⟨

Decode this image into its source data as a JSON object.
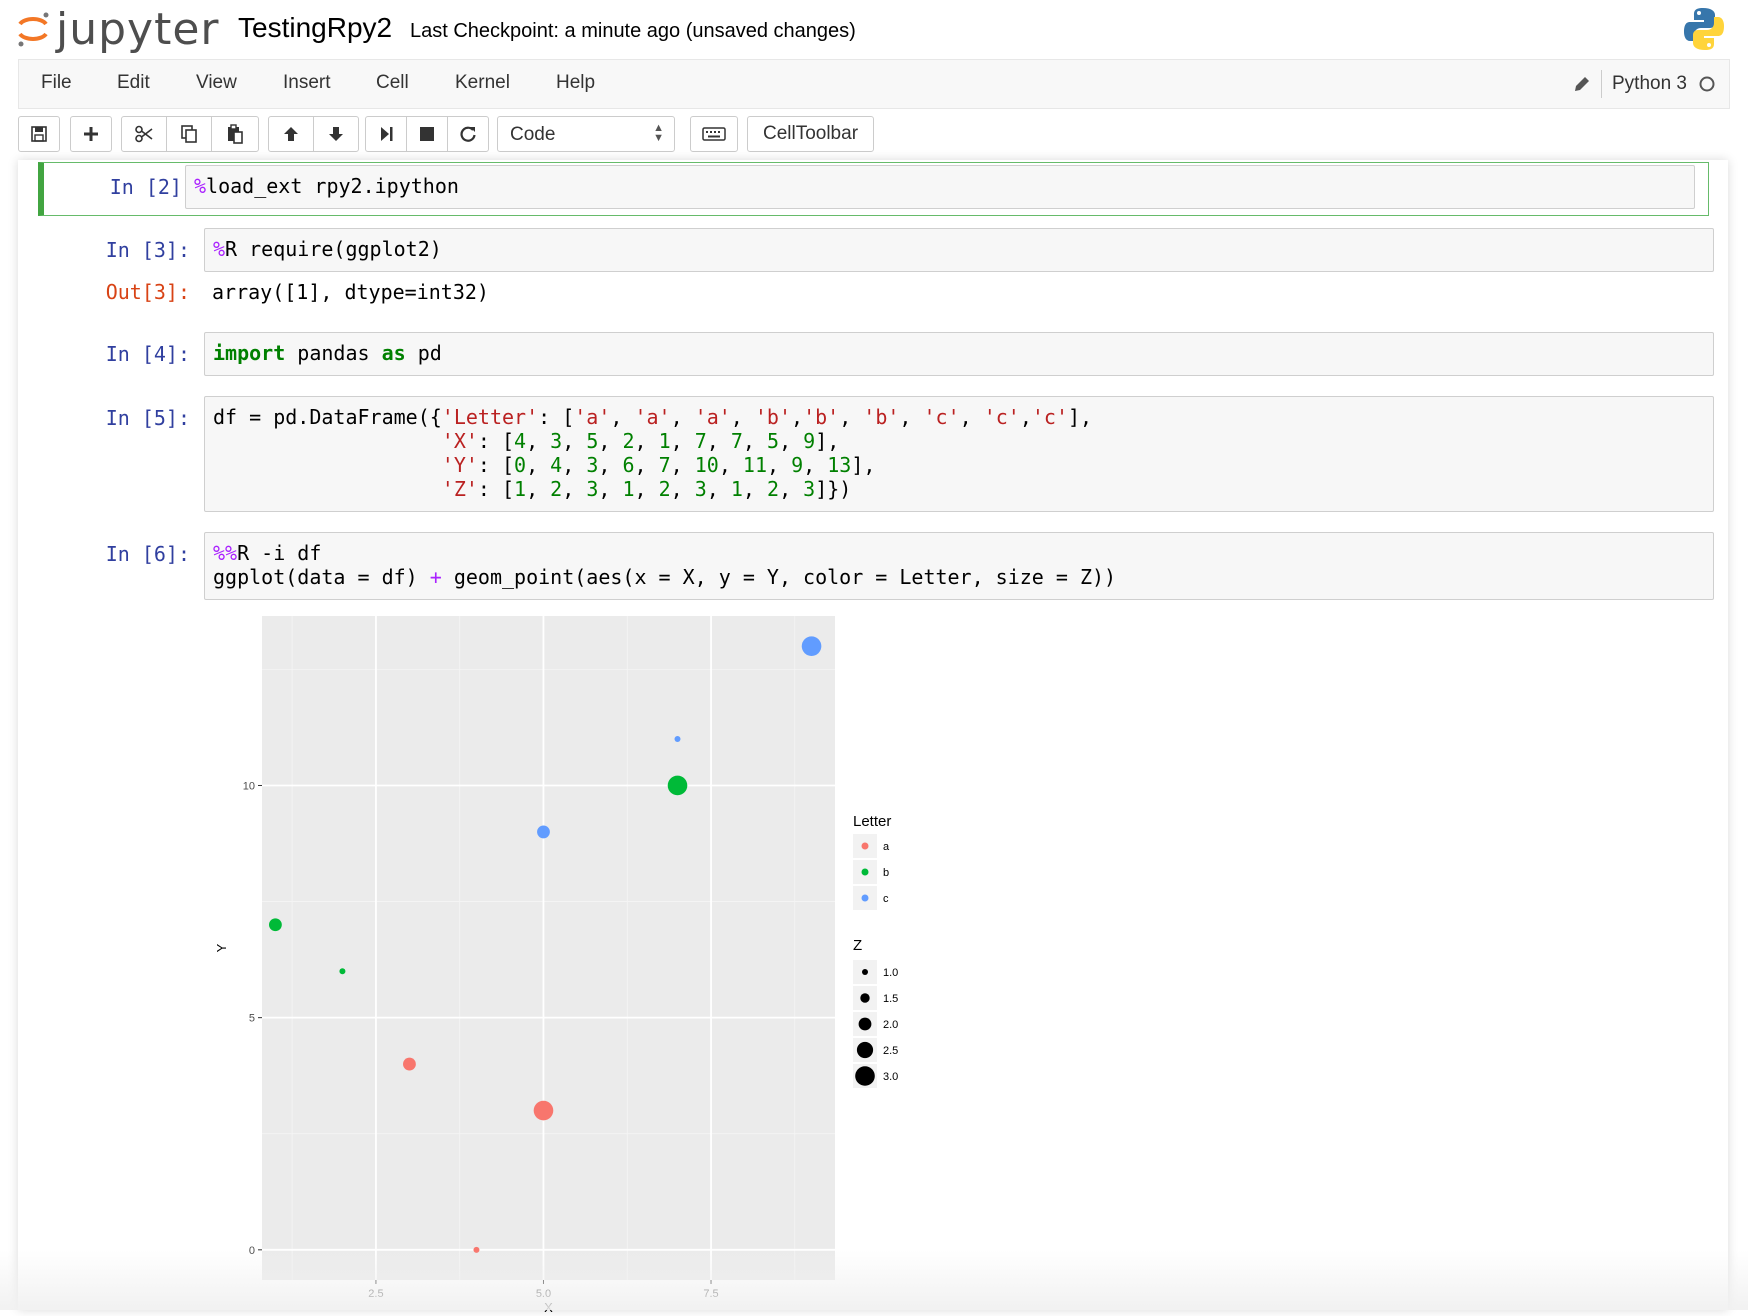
{
  "header": {
    "logo_text": "jupyter",
    "notebook_title": "TestingRpy2",
    "checkpoint": "Last Checkpoint: a minute ago (unsaved changes)"
  },
  "menu": {
    "items": [
      "File",
      "Edit",
      "View",
      "Insert",
      "Cell",
      "Kernel",
      "Help"
    ],
    "kernel_name": "Python 3"
  },
  "toolbar": {
    "cell_type": "Code",
    "celltoolbar_label": "CellToolbar",
    "buttons": [
      "save-icon",
      "plus-icon",
      "scissors-icon",
      "copy-icon",
      "paste-icon",
      "arrow-up-icon",
      "arrow-down-icon",
      "step-forward-icon",
      "stop-icon",
      "restart-icon",
      "keyboard-icon"
    ]
  },
  "cells": [
    {
      "prompt": "In [2]:",
      "code": "%load_ext rpy2.ipython"
    },
    {
      "prompt": "In [3]:",
      "code": "%R require(ggplot2)",
      "out_prompt": "Out[3]:",
      "output": "array([1], dtype=int32)"
    },
    {
      "prompt": "In [4]:",
      "code": "import pandas as pd"
    },
    {
      "prompt": "In [5]:",
      "code": "df = pd.DataFrame({'Letter': ['a', 'a', 'a', 'b','b', 'b', 'c', 'c','c'],\n                   'X': [4, 3, 5, 2, 1, 7, 7, 5, 9],\n                   'Y': [0, 4, 3, 6, 7, 10, 11, 9, 13],\n                   'Z': [1, 2, 3, 1, 2, 3, 1, 2, 3]})"
    },
    {
      "prompt": "In [6]:",
      "code": "%%R -i df\nggplot(data = df) + geom_point(aes(x = X, y = Y, color = Letter, size = Z))"
    }
  ],
  "chart_data": {
    "type": "scatter",
    "xlabel": "X",
    "ylabel": "Y",
    "xlim": [
      0.8,
      9.35
    ],
    "ylim": [
      -0.65,
      13.65
    ],
    "xticks": [
      2.5,
      5.0,
      7.5
    ],
    "xtick_labels": [
      "2.5",
      "5.0",
      "7.5"
    ],
    "yticks": [
      0,
      5,
      10
    ],
    "ytick_labels": [
      "0",
      "5",
      "10"
    ],
    "grid": true,
    "background": "#ebebeb",
    "points": [
      {
        "letter": "a",
        "x": 4,
        "y": 0,
        "z": 1
      },
      {
        "letter": "a",
        "x": 3,
        "y": 4,
        "z": 2
      },
      {
        "letter": "a",
        "x": 5,
        "y": 3,
        "z": 3
      },
      {
        "letter": "b",
        "x": 2,
        "y": 6,
        "z": 1
      },
      {
        "letter": "b",
        "x": 1,
        "y": 7,
        "z": 2
      },
      {
        "letter": "b",
        "x": 7,
        "y": 10,
        "z": 3
      },
      {
        "letter": "c",
        "x": 7,
        "y": 11,
        "z": 1
      },
      {
        "letter": "c",
        "x": 5,
        "y": 9,
        "z": 2
      },
      {
        "letter": "c",
        "x": 9,
        "y": 13,
        "z": 3
      }
    ],
    "colors": {
      "a": "#f8766d",
      "b": "#00ba38",
      "c": "#619cff"
    },
    "legend_color": {
      "title": "Letter",
      "entries": [
        "a",
        "b",
        "c"
      ]
    },
    "legend_size": {
      "title": "Z",
      "entries": [
        "1.0",
        "1.5",
        "2.0",
        "2.5",
        "3.0"
      ],
      "values": [
        1.0,
        1.5,
        2.0,
        2.5,
        3.0
      ]
    },
    "legend_position": "right"
  }
}
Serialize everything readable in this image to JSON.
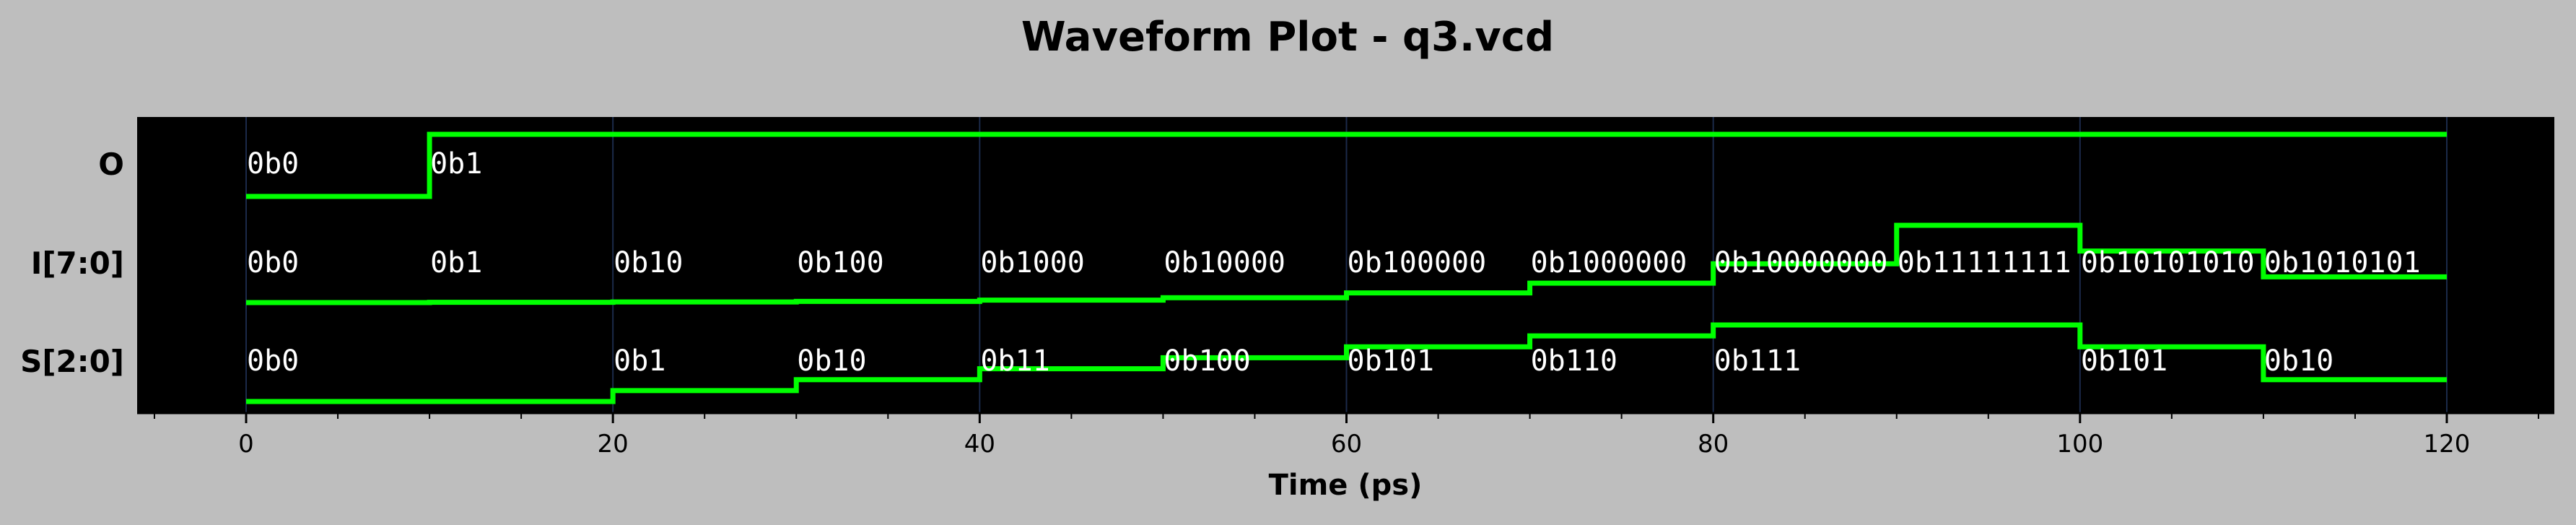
{
  "chart_data": {
    "type": "waveform",
    "title": "Waveform Plot - q3.vcd",
    "xlabel": "Time (ps)",
    "xlim": [
      -15,
      126
    ],
    "xticks": [
      0,
      20,
      40,
      60,
      80,
      100,
      120
    ],
    "grid": true,
    "colors": {
      "background": "#bebebe",
      "plot_background": "#000000",
      "trace": "#00ff00",
      "grid": "#1b2a4a",
      "label_text": "#ffffff"
    },
    "signals": [
      {
        "name": "O",
        "segments": [
          {
            "t": 0,
            "value": "0b0",
            "level": 0
          },
          {
            "t": 10,
            "value": "0b1",
            "level": 1
          }
        ],
        "end": 120
      },
      {
        "name": "I[7:0]",
        "segments": [
          {
            "t": 0,
            "value": "0b0",
            "level": 0
          },
          {
            "t": 10,
            "value": "0b1",
            "level": 1
          },
          {
            "t": 20,
            "value": "0b10",
            "level": 2
          },
          {
            "t": 30,
            "value": "0b100",
            "level": 4
          },
          {
            "t": 40,
            "value": "0b1000",
            "level": 8
          },
          {
            "t": 50,
            "value": "0b10000",
            "level": 16
          },
          {
            "t": 60,
            "value": "0b100000",
            "level": 32
          },
          {
            "t": 70,
            "value": "0b1000000",
            "level": 64
          },
          {
            "t": 80,
            "value": "0b10000000",
            "level": 128
          },
          {
            "t": 90,
            "value": "0b11111111",
            "level": 255
          },
          {
            "t": 100,
            "value": "0b10101010",
            "level": 170
          },
          {
            "t": 110,
            "value": "0b1010101",
            "level": 85
          }
        ],
        "end": 120
      },
      {
        "name": "S[2:0]",
        "segments": [
          {
            "t": 0,
            "value": "0b0",
            "level": 0
          },
          {
            "t": 20,
            "value": "0b1",
            "level": 1
          },
          {
            "t": 30,
            "value": "0b10",
            "level": 2
          },
          {
            "t": 40,
            "value": "0b11",
            "level": 3
          },
          {
            "t": 50,
            "value": "0b100",
            "level": 4
          },
          {
            "t": 60,
            "value": "0b101",
            "level": 5
          },
          {
            "t": 70,
            "value": "0b110",
            "level": 6
          },
          {
            "t": 80,
            "value": "0b111",
            "level": 7
          },
          {
            "t": 100,
            "value": "0b101",
            "level": 5
          },
          {
            "t": 110,
            "value": "0b10",
            "level": 2
          }
        ],
        "end": 120
      }
    ]
  }
}
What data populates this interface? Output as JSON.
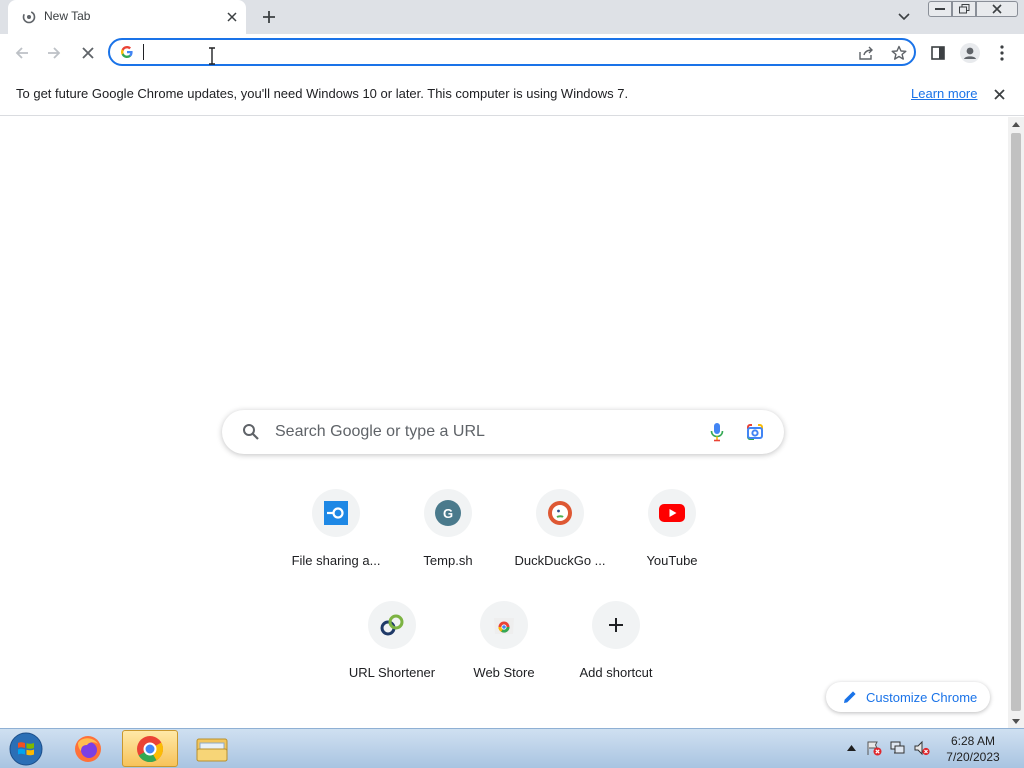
{
  "browser": {
    "tab": {
      "title": "New Tab"
    },
    "omnibox": {
      "value": "",
      "placeholder": ""
    }
  },
  "infobar": {
    "message": "To get future Google Chrome updates, you'll need Windows 10 or later. This computer is using Windows 7.",
    "link": "Learn more"
  },
  "newtab": {
    "search_placeholder": "Search Google or type a URL",
    "shortcuts": [
      {
        "label": "File sharing a...",
        "icon": "file-sharing-icon"
      },
      {
        "label": "Temp.sh",
        "icon": "temp-sh-icon"
      },
      {
        "label": "DuckDuckGo ...",
        "icon": "duckduckgo-icon"
      },
      {
        "label": "YouTube",
        "icon": "youtube-icon"
      },
      {
        "label": "URL Shortener",
        "icon": "url-shortener-icon"
      },
      {
        "label": "Web Store",
        "icon": "web-store-icon"
      },
      {
        "label": "Add shortcut",
        "icon": "plus-icon"
      }
    ],
    "customize_label": "Customize Chrome"
  },
  "taskbar": {
    "time": "6:28 AM",
    "date": "7/20/2023"
  },
  "colors": {
    "accent": "#1a73e8",
    "tabstrip": "#dee1e6",
    "youtube_red": "#ff0000"
  }
}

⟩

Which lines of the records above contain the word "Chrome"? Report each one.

→ Result of the exercise:
    "message": "To get future Google Chrome updates, you'll need Windows 10 or later. This computer is using Windows 7.",
    "customize_label": "Customize Chrome"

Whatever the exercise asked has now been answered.